* _TASK_:
Which lines below include the string "value"? Please show each one.

* _AVAILABLE DATA_:
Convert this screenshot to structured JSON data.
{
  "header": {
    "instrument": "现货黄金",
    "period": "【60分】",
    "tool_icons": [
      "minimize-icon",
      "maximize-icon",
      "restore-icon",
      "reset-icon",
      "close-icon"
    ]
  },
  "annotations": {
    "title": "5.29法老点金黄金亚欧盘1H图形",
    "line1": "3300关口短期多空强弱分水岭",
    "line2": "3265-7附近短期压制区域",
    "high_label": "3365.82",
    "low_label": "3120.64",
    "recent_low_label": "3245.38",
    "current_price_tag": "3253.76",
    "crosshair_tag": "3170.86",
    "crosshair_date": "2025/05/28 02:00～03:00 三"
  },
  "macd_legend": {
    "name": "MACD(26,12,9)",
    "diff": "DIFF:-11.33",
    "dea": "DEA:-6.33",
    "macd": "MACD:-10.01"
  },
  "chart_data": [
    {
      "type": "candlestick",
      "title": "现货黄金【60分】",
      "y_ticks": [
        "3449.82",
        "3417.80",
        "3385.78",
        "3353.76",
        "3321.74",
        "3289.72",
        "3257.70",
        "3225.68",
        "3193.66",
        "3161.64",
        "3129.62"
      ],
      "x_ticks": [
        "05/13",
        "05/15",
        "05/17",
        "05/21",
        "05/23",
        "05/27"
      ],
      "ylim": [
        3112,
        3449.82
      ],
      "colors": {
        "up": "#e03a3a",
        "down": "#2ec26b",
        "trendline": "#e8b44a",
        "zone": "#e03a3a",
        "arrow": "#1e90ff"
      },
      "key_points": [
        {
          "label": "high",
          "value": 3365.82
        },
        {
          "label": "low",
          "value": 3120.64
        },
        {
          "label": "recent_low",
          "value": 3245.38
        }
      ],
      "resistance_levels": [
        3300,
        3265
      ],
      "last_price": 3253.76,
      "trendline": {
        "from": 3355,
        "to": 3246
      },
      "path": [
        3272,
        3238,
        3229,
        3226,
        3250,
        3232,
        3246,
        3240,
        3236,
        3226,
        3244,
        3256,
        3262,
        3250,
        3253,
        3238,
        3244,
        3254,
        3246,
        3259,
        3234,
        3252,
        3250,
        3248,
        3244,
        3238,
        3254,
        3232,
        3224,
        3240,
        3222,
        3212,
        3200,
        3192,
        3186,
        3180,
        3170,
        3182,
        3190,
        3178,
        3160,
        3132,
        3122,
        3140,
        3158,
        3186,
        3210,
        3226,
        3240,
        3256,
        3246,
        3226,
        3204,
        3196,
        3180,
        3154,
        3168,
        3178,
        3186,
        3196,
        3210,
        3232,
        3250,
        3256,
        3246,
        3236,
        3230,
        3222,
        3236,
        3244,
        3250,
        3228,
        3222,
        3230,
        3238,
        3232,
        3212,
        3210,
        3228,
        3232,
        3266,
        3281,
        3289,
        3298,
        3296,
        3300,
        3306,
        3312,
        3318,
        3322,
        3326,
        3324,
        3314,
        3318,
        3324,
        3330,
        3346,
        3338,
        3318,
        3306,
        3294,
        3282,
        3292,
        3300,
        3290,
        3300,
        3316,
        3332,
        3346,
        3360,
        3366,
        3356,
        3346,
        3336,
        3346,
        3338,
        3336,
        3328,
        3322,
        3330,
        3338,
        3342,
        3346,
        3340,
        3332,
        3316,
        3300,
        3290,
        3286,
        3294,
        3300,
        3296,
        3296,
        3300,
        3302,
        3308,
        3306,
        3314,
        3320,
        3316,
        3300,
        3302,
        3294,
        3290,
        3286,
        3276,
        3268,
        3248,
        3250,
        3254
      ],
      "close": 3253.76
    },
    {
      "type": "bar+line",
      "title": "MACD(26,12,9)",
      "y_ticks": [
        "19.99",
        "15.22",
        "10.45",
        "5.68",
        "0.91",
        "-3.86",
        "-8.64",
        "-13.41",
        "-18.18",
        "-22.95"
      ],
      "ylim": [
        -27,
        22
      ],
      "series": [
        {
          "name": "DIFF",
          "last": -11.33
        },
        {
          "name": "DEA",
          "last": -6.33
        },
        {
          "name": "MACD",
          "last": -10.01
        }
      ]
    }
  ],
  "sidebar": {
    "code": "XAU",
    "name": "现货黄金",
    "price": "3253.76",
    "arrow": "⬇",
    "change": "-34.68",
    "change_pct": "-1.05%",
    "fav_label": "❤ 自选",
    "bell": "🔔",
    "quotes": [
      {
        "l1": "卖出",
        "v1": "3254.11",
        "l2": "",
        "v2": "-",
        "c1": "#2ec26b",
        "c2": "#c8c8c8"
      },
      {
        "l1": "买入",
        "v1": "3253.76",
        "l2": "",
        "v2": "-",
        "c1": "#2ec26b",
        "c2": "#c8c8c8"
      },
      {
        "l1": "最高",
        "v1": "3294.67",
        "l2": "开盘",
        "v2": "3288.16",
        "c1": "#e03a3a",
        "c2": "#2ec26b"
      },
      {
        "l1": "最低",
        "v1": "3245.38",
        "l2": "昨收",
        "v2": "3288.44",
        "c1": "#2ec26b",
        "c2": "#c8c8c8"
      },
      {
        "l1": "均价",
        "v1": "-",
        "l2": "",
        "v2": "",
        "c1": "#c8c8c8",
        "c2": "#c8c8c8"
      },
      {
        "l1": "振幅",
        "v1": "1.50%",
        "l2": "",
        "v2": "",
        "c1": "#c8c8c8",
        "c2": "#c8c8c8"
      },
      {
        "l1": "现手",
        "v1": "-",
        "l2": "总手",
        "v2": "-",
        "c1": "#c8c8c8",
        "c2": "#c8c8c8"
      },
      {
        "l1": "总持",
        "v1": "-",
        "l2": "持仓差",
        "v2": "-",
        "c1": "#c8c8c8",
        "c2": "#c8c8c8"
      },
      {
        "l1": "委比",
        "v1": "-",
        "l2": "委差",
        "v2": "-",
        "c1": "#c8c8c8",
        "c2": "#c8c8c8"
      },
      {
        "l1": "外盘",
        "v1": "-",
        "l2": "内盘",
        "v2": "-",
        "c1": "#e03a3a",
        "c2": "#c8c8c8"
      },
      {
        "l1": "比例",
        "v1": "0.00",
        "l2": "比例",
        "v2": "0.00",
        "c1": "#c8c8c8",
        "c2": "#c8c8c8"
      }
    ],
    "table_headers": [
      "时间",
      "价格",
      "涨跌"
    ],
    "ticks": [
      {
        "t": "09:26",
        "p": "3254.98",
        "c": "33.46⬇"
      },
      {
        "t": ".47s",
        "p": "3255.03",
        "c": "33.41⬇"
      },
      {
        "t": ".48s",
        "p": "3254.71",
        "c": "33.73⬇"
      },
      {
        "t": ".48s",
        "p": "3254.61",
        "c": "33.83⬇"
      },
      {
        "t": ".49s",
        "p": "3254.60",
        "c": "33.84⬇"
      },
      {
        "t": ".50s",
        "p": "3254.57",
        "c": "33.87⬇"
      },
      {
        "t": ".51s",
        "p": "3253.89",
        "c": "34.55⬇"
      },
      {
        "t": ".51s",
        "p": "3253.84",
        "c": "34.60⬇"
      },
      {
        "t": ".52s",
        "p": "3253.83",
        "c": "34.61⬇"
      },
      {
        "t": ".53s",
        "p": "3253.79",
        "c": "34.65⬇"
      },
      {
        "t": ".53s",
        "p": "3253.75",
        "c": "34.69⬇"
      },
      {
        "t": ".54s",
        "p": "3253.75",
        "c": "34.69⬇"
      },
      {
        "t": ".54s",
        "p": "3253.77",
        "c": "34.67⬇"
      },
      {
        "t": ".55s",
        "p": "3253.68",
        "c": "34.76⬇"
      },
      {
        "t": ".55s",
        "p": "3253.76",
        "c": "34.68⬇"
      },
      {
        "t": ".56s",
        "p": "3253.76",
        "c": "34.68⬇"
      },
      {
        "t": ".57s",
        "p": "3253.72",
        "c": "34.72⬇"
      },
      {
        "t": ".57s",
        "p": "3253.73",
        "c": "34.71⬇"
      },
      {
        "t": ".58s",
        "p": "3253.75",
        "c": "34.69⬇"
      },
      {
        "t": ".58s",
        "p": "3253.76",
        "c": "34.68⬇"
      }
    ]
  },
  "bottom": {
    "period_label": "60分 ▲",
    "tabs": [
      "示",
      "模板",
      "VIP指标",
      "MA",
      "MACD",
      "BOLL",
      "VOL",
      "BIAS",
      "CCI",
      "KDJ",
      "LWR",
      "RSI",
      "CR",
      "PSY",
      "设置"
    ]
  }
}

* _REPLY TO THE TASK_:
          "value": 3365.82
          "value": 3120.64
          "value": 3245.38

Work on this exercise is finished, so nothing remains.